From the first line to the last, retype the records exactly and skip the pictures.

== RECORDS PROVIDED ==
===
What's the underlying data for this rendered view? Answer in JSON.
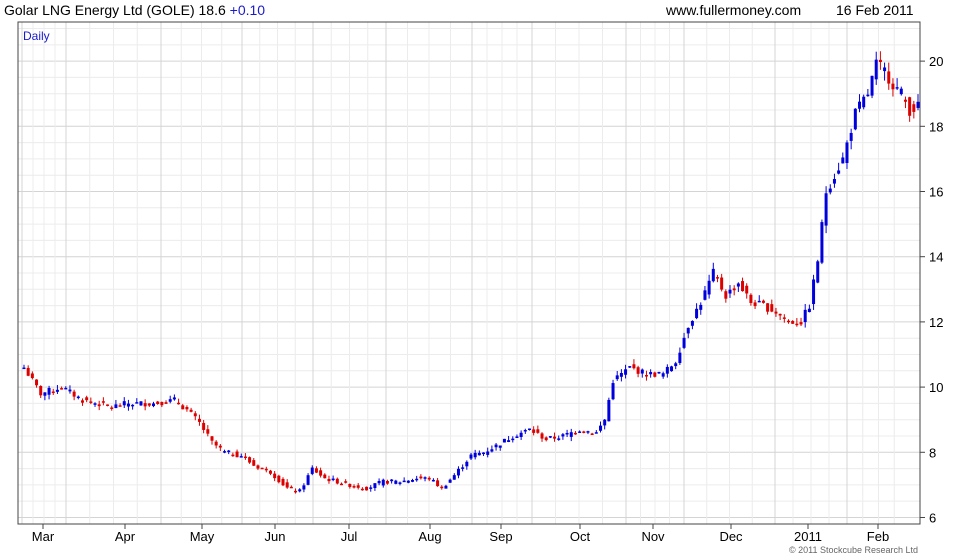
{
  "header": {
    "title": "Golar LNG Energy Ltd (GOLE) 18.6",
    "change": "+0.10",
    "site": "www.fullermoney.com",
    "date": "16 Feb 2011"
  },
  "footer": {
    "credit": "© 2011 Stockcube Research Ltd"
  },
  "colors": {
    "up": "#0000dd",
    "down": "#dd0000",
    "grid": "#d4d4d4",
    "frame": "#444444",
    "label": "#1a1acc"
  },
  "chart_data": {
    "type": "candlestick",
    "period_label": "Daily",
    "ylim": [
      5.8,
      21.2
    ],
    "y_ticks": [
      "6",
      "8",
      "10",
      "12",
      "14",
      "16",
      "18",
      "20"
    ],
    "x_ticks": [
      "Mar",
      "Apr",
      "May",
      "Jun",
      "Jul",
      "Aug",
      "Sep",
      "Oct",
      "Nov",
      "Dec",
      "2011",
      "Feb"
    ],
    "close_points": [
      [
        0,
        10.6
      ],
      [
        4,
        9.8
      ],
      [
        9,
        10.0
      ],
      [
        14,
        9.6
      ],
      [
        21,
        9.4
      ],
      [
        25,
        9.5
      ],
      [
        31,
        9.5
      ],
      [
        36,
        9.6
      ],
      [
        39,
        9.3
      ],
      [
        42,
        8.9
      ],
      [
        45,
        8.3
      ],
      [
        48,
        8.0
      ],
      [
        52,
        7.9
      ],
      [
        55,
        7.6
      ],
      [
        59,
        7.4
      ],
      [
        63,
        6.9
      ],
      [
        66,
        6.8
      ],
      [
        69,
        7.5
      ],
      [
        72,
        7.2
      ],
      [
        75,
        7.1
      ],
      [
        78,
        7.0
      ],
      [
        82,
        6.9
      ],
      [
        86,
        7.1
      ],
      [
        90,
        7.1
      ],
      [
        94,
        7.2
      ],
      [
        97,
        7.2
      ],
      [
        100,
        6.9
      ],
      [
        103,
        7.3
      ],
      [
        107,
        7.9
      ],
      [
        110,
        8.0
      ],
      [
        113,
        8.2
      ],
      [
        117,
        8.5
      ],
      [
        121,
        8.7
      ],
      [
        125,
        8.4
      ],
      [
        129,
        8.5
      ],
      [
        133,
        8.7
      ],
      [
        137,
        8.6
      ],
      [
        139,
        9.0
      ],
      [
        141,
        10.2
      ],
      [
        145,
        10.6
      ],
      [
        149,
        10.4
      ],
      [
        153,
        10.4
      ],
      [
        156,
        10.8
      ],
      [
        159,
        11.9
      ],
      [
        162,
        12.6
      ],
      [
        165,
        13.5
      ],
      [
        168,
        12.8
      ],
      [
        171,
        13.2
      ],
      [
        174,
        12.6
      ],
      [
        177,
        12.5
      ],
      [
        180,
        12.3
      ],
      [
        183,
        12.0
      ],
      [
        186,
        12.0
      ],
      [
        188,
        12.5
      ],
      [
        190,
        13.9
      ],
      [
        192,
        16.0
      ],
      [
        194,
        16.5
      ],
      [
        196,
        17.0
      ],
      [
        199,
        18.4
      ],
      [
        202,
        19.0
      ],
      [
        204,
        19.9
      ],
      [
        206,
        19.7
      ],
      [
        208,
        19.3
      ],
      [
        210,
        19.0
      ],
      [
        212,
        18.5
      ],
      [
        214,
        18.6
      ]
    ]
  }
}
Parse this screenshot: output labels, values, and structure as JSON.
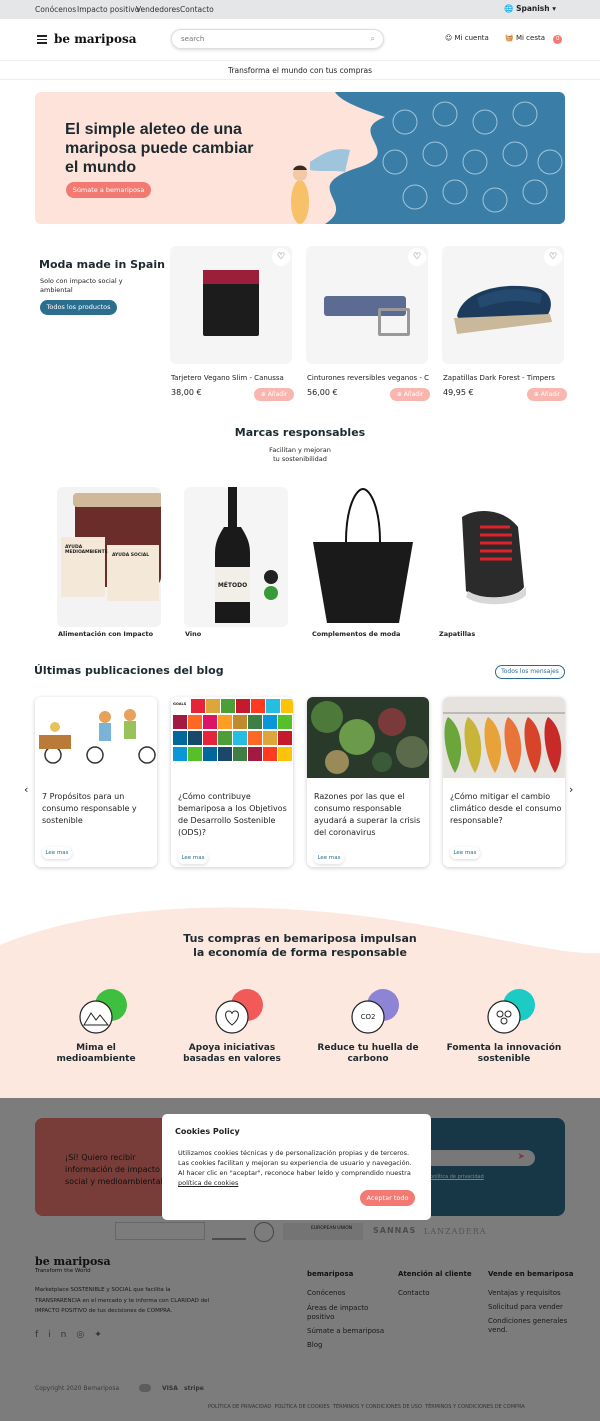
{
  "topbar": {
    "links": [
      "Conócenos",
      "Impacto positivo",
      "Vendedores",
      "Contacto"
    ],
    "language": "Spanish"
  },
  "header": {
    "logo": "be mariposa",
    "search_placeholder": "search",
    "account": "Mi cuenta",
    "cart": "Mi cesta",
    "cart_count": "0"
  },
  "tagline": "Transforma el mundo con tus compras",
  "hero": {
    "title": "El simple aleteo de una mariposa puede cambiar el mundo",
    "cta": "Súmate a bemariposa"
  },
  "products_section": {
    "title": "Moda made in Spain",
    "subtitle": "Solo con impacto social y ambiental",
    "cta": "Todos los productos",
    "add_label": "Añadir",
    "items": [
      {
        "name": "Tarjetero Vegano Slim - Canussa",
        "price": "38,00 €"
      },
      {
        "name": "Cinturones reversibles veganos - C...",
        "price": "56,00 €"
      },
      {
        "name": "Zapatillas Dark Forest - Timpers",
        "price": "49,95 €"
      }
    ]
  },
  "brands": {
    "title": "Marcas responsables",
    "subtitle_1": "Facilitan y mejoran",
    "subtitle_2": "tu sostenibilidad",
    "items": [
      "Alimentación con Impacto",
      "Vino",
      "Complementos de moda",
      "Zapatillas"
    ],
    "jar_text_1": "AYUDA MEDIOAMBIENTE",
    "jar_text_2": "AYUDA SOCIAL",
    "wine_label": "MÉTODO"
  },
  "blog": {
    "title": "Últimas publicaciones del blog",
    "all_button": "Todos los mensajes",
    "read_more": "Lee mas",
    "sdg_label": "GOALS",
    "posts": [
      "7 Propósitos para un consumo responsable y sostenible",
      "¿Cómo contribuye bemariposa a los Objetivos de Desarrollo Sostenible (ODS)?",
      "Razones por las que el consumo responsable ayudará a superar la crisis del coronavirus",
      "¿Cómo mitigar el cambio climático desde el consumo responsable?"
    ]
  },
  "impact": {
    "title_1": "Tus compras en bemariposa impulsan",
    "title_2": "la economía de forma responsable",
    "co2": "CO2",
    "items": [
      {
        "label": "Mima el medioambiente",
        "color": "#3fbf3f"
      },
      {
        "label": "Apoya iniciativas basadas en valores",
        "color": "#f25a5a"
      },
      {
        "label": "Reduce tu huella de carbono",
        "color": "#8d84d6"
      },
      {
        "label": "Fomenta la innovación sostenible",
        "color": "#1ccbc4"
      }
    ]
  },
  "newsletter": {
    "text": "¡Sí! Quiero recibir información de impacto social y medioambiental",
    "privacy": "política de privacidad"
  },
  "partners": [
    "EUROPEAN UNION",
    "SANNAS",
    "LANZADERA"
  ],
  "footer": {
    "logo": "be mariposa",
    "logo_tag": "Transform the World",
    "desc": "Marketplace SOSTENIBLE y SOCIAL que facilita la TRANSPARENCIA en el mercado y te informa con CLARIDAD del IMPACTO POSITIVO de tus decisiones de COMPRA.",
    "social": [
      "f",
      "in",
      "◎",
      "✦"
    ],
    "cols": [
      {
        "title": "bemariposa",
        "links": [
          "Conócenos",
          "Áreas de impacto positivo",
          "Súmate a bemariposa",
          "Blog"
        ]
      },
      {
        "title": "Atención al cliente",
        "links": [
          "Contacto"
        ]
      },
      {
        "title": "Vende en bemariposa",
        "links": [
          "Ventajas y requisitos",
          "Solicitud para vender",
          "Condiciones generales vend."
        ]
      }
    ],
    "copyright": "Copyright 2020 Bemariposa",
    "payments": [
      "VISA",
      "stripe"
    ],
    "legal": [
      "POLÍTICA DE PRIVACIDAD",
      "POLÍTICA DE COOKIES",
      "TÉRMINOS Y CONDICIONES DE USO",
      "TÉRMINOS Y CONDICIONES DE COMPRA"
    ]
  },
  "cookies": {
    "title": "Cookies Policy",
    "body": "Utilizamos cookies técnicas y de personalización propias y de terceros. Las cookies facilitan y mejoran su experiencia de usuario y navegación. Al hacer clic en \"aceptar\", reconoce haber leído y comprendido nuestra",
    "link": "política de cookies",
    "accept": "Aceptar todo"
  }
}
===
== FINISHED EXERCISE ==
What's the underlying data for this rendered view? Answer in JSON.
{
  "header": {
    "title": "Golar LNG Energy Ltd (GOLE) 18.6",
    "change": "+0.10",
    "site": "www.fullermoney.com",
    "date": "16 Feb 2011"
  },
  "footer": {
    "credit": "© 2011 Stockcube Research Ltd"
  },
  "colors": {
    "up": "#0000dd",
    "down": "#dd0000",
    "grid": "#d4d4d4",
    "frame": "#444444",
    "label": "#1a1acc"
  },
  "chart_data": {
    "type": "candlestick",
    "period_label": "Daily",
    "ylim": [
      5.8,
      21.2
    ],
    "y_ticks": [
      "6",
      "8",
      "10",
      "12",
      "14",
      "16",
      "18",
      "20"
    ],
    "x_ticks": [
      "Mar",
      "Apr",
      "May",
      "Jun",
      "Jul",
      "Aug",
      "Sep",
      "Oct",
      "Nov",
      "Dec",
      "2011",
      "Feb"
    ],
    "close_points": [
      [
        0,
        10.6
      ],
      [
        4,
        9.8
      ],
      [
        9,
        10.0
      ],
      [
        14,
        9.6
      ],
      [
        21,
        9.4
      ],
      [
        25,
        9.5
      ],
      [
        31,
        9.5
      ],
      [
        36,
        9.6
      ],
      [
        39,
        9.3
      ],
      [
        42,
        8.9
      ],
      [
        45,
        8.3
      ],
      [
        48,
        8.0
      ],
      [
        52,
        7.9
      ],
      [
        55,
        7.6
      ],
      [
        59,
        7.4
      ],
      [
        63,
        6.9
      ],
      [
        66,
        6.8
      ],
      [
        69,
        7.5
      ],
      [
        72,
        7.2
      ],
      [
        75,
        7.1
      ],
      [
        78,
        7.0
      ],
      [
        82,
        6.9
      ],
      [
        86,
        7.1
      ],
      [
        90,
        7.1
      ],
      [
        94,
        7.2
      ],
      [
        97,
        7.2
      ],
      [
        100,
        6.9
      ],
      [
        103,
        7.3
      ],
      [
        107,
        7.9
      ],
      [
        110,
        8.0
      ],
      [
        113,
        8.2
      ],
      [
        117,
        8.5
      ],
      [
        121,
        8.7
      ],
      [
        125,
        8.4
      ],
      [
        129,
        8.5
      ],
      [
        133,
        8.7
      ],
      [
        137,
        8.6
      ],
      [
        139,
        9.0
      ],
      [
        141,
        10.2
      ],
      [
        145,
        10.6
      ],
      [
        149,
        10.4
      ],
      [
        153,
        10.4
      ],
      [
        156,
        10.8
      ],
      [
        159,
        11.9
      ],
      [
        162,
        12.6
      ],
      [
        165,
        13.5
      ],
      [
        168,
        12.8
      ],
      [
        171,
        13.2
      ],
      [
        174,
        12.6
      ],
      [
        177,
        12.5
      ],
      [
        180,
        12.3
      ],
      [
        183,
        12.0
      ],
      [
        186,
        12.0
      ],
      [
        188,
        12.5
      ],
      [
        190,
        13.9
      ],
      [
        192,
        16.0
      ],
      [
        194,
        16.5
      ],
      [
        196,
        17.0
      ],
      [
        199,
        18.4
      ],
      [
        202,
        19.0
      ],
      [
        204,
        19.9
      ],
      [
        206,
        19.7
      ],
      [
        208,
        19.3
      ],
      [
        210,
        19.0
      ],
      [
        212,
        18.5
      ],
      [
        214,
        18.6
      ]
    ]
  }
}
Parse this screenshot: output labels, values, and structure as JSON.
{
  "topbar": {
    "links": [
      "Conócenos",
      "Impacto positivo",
      "Vendedores",
      "Contacto"
    ],
    "language": "Spanish"
  },
  "header": {
    "logo": "be mariposa",
    "search_placeholder": "search",
    "account": "Mi cuenta",
    "cart": "Mi cesta",
    "cart_count": "0"
  },
  "tagline": "Transforma el mundo con tus compras",
  "hero": {
    "title": "El simple aleteo de una mariposa puede cambiar el mundo",
    "cta": "Súmate a bemariposa"
  },
  "products_section": {
    "title": "Moda made in Spain",
    "subtitle": "Solo con impacto social y ambiental",
    "cta": "Todos los productos",
    "add_label": "Añadir",
    "items": [
      {
        "name": "Tarjetero Vegano Slim - Canussa",
        "price": "38,00 €"
      },
      {
        "name": "Cinturones reversibles veganos - C...",
        "price": "56,00 €"
      },
      {
        "name": "Zapatillas Dark Forest - Timpers",
        "price": "49,95 €"
      }
    ]
  },
  "brands": {
    "title": "Marcas responsables",
    "subtitle_1": "Facilitan y mejoran",
    "subtitle_2": "tu sostenibilidad",
    "items": [
      "Alimentación con Impacto",
      "Vino",
      "Complementos de moda",
      "Zapatillas"
    ],
    "jar_text_1": "AYUDA MEDIOAMBIENTE",
    "jar_text_2": "AYUDA SOCIAL",
    "wine_label": "MÉTODO"
  },
  "blog": {
    "title": "Últimas publicaciones del blog",
    "all_button": "Todos los mensajes",
    "read_more": "Lee mas",
    "sdg_label": "GOALS",
    "posts": [
      "7 Propósitos para un consumo responsable y sostenible",
      "¿Cómo contribuye bemariposa a los Objetivos de Desarrollo Sostenible (ODS)?",
      "Razones por las que el consumo responsable ayudará a superar la crisis del coronavirus",
      "¿Cómo mitigar el cambio climático desde el consumo responsable?"
    ]
  },
  "impact": {
    "title_1": "Tus compras en bemariposa impulsan",
    "title_2": "la economía de forma responsable",
    "co2": "CO2",
    "items": [
      {
        "label": "Mima el medioambiente",
        "color": "#3fbf3f"
      },
      {
        "label": "Apoya iniciativas basadas en valores",
        "color": "#f25a5a"
      },
      {
        "label": "Reduce tu huella de carbono",
        "color": "#8d84d6"
      },
      {
        "label": "Fomenta la innovación sostenible",
        "color": "#1ccbc4"
      }
    ]
  },
  "newsletter": {
    "text": "¡Sí! Quiero recibir información de impacto social y medioambiental",
    "privacy": "política de privacidad"
  },
  "partners": [
    "EUROPEAN UNION",
    "SANNAS",
    "LANZADERA"
  ],
  "footer": {
    "logo": "be mariposa",
    "logo_tag": "Transform the World",
    "desc": "Marketplace SOSTENIBLE y SOCIAL que facilita la TRANSPARENCIA en el mercado y te informa con CLARIDAD del IMPACTO POSITIVO de tus decisiones de COMPRA.",
    "social": [
      "f",
      "in",
      "◎",
      "✦"
    ],
    "cols": [
      {
        "title": "bemariposa",
        "links": [
          "Conócenos",
          "Áreas de impacto positivo",
          "Súmate a bemariposa",
          "Blog"
        ]
      },
      {
        "title": "Atención al cliente",
        "links": [
          "Contacto"
        ]
      },
      {
        "title": "Vende en bemariposa",
        "links": [
          "Ventajas y requisitos",
          "Solicitud para vender",
          "Condiciones generales vend."
        ]
      }
    ],
    "copyright": "Copyright 2020 Bemariposa",
    "payments": [
      "VISA",
      "stripe"
    ],
    "legal": [
      "POLÍTICA DE PRIVACIDAD",
      "POLÍTICA DE COOKIES",
      "TÉRMINOS Y CONDICIONES DE USO",
      "TÉRMINOS Y CONDICIONES DE COMPRA"
    ]
  },
  "cookies": {
    "title": "Cookies Policy",
    "body": "Utilizamos cookies técnicas y de personalización propias y de terceros. Las cookies facilitan y mejoran su experiencia de usuario y navegación. Al hacer clic en \"aceptar\", reconoce haber leído y comprendido nuestra",
    "link": "política de cookies",
    "accept": "Aceptar todo"
  }
}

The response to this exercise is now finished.